Mini Case Study: Power, Leadership, and Performance
Initial Problem: Leadership team not working well together, low performance, decisions taking too long, and limited innovation or leadership occurring.
Problems with performance and team effectiveness can often be traced to psychological safety and more importantly power. Who has it, who wants it, and what behaviors are rewarded with power — these are all crucial to organisational development.
I remember being brought in to work with a team that was not performing as well as expected. As I began working with the small leadership team we uncovered the root cause of the performance issues. This team was responsible for delivering a product related to people’s health. Because of this, the industry was heavily regulated which had created a culture of perfectionism.
Being detail-oriented was rewarded and members of the leadership team who were less detail-oriented struggled to have a positive impact. Their contributions were not recognised or valued to the same extent as the i-dotted and t-crossers. There was a fear that their mistakes would be weaponized, and lead to a loss of respect and authority. It became clear that the reason work was carried out in this particular way was due to an attempt to feel empowered at the leadership table and not about the best outcome.
Understanding the problem: Culture of perfectionism and fear of being dismissed or criticised, not being important or respected.
Changing an embedded culture is always challenging and at first, there was a pushback against letting go of perfectionism. However, they realised that the fear of being less than perfect was leading to delays, reduced productivity, and a lack of innovation.
My work with the leadership team was helping them to understand where in the production process being detail-oriented added value and where it did not. This resulted in a more dynamic and responsive way of working which led to greater productivity, innovation, and improved relationships.
Solution: Support the team in concentrating on a value add perspective, sharing power, and developing more psychological safety.
A Reflection for you:
- Do you share power, at the board table, in meetings, and in the community?
- If you don’t share power you can’t create safety for others to develop.

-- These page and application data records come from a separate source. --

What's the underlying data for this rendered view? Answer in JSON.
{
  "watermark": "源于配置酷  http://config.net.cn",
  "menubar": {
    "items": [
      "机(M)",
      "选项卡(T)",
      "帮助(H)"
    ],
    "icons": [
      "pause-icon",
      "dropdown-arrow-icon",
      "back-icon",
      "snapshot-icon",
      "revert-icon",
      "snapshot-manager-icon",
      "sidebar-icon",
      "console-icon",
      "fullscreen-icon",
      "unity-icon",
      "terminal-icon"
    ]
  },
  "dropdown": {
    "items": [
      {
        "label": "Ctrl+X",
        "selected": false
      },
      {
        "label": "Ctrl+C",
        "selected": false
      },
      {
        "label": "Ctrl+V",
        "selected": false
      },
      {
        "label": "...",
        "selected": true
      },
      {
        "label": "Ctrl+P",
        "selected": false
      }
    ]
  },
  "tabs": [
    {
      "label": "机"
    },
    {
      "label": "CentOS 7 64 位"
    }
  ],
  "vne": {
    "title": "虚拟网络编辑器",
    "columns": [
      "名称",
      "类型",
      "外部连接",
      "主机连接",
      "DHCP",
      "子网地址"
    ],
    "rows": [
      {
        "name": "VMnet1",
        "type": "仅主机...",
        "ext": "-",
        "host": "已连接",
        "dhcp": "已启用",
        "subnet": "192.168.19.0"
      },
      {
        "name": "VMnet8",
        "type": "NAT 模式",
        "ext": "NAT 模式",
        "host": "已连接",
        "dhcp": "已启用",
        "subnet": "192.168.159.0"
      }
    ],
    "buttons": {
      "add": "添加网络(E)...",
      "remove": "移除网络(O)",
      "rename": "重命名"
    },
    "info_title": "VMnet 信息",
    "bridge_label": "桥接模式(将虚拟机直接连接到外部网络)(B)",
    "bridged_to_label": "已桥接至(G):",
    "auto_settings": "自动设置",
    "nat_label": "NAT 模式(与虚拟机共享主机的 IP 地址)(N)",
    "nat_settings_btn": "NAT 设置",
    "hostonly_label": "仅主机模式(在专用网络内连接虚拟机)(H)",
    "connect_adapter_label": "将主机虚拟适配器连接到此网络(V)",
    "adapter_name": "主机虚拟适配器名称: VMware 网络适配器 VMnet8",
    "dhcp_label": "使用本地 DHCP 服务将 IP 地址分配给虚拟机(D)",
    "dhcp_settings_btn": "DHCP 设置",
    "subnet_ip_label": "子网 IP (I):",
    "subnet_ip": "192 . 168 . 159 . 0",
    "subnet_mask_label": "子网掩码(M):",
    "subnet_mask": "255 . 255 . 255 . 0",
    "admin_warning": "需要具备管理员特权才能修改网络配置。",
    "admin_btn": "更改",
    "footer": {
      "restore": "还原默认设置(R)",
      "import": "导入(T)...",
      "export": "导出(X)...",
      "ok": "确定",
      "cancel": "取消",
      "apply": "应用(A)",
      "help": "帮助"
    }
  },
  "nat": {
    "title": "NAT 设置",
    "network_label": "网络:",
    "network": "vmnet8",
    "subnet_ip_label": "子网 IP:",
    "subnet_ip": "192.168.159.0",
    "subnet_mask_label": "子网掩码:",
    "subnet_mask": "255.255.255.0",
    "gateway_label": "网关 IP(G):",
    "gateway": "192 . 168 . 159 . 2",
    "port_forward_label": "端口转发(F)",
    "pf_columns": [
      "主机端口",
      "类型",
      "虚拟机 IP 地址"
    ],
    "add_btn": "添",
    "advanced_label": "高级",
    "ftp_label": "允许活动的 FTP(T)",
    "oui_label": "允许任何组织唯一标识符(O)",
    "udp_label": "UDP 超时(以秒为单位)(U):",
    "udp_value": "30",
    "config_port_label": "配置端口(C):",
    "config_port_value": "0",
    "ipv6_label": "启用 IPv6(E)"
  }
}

- Understanding your relationship with power influences how empowered we are as leaders. And it impacts whether we empower others or stand in their way.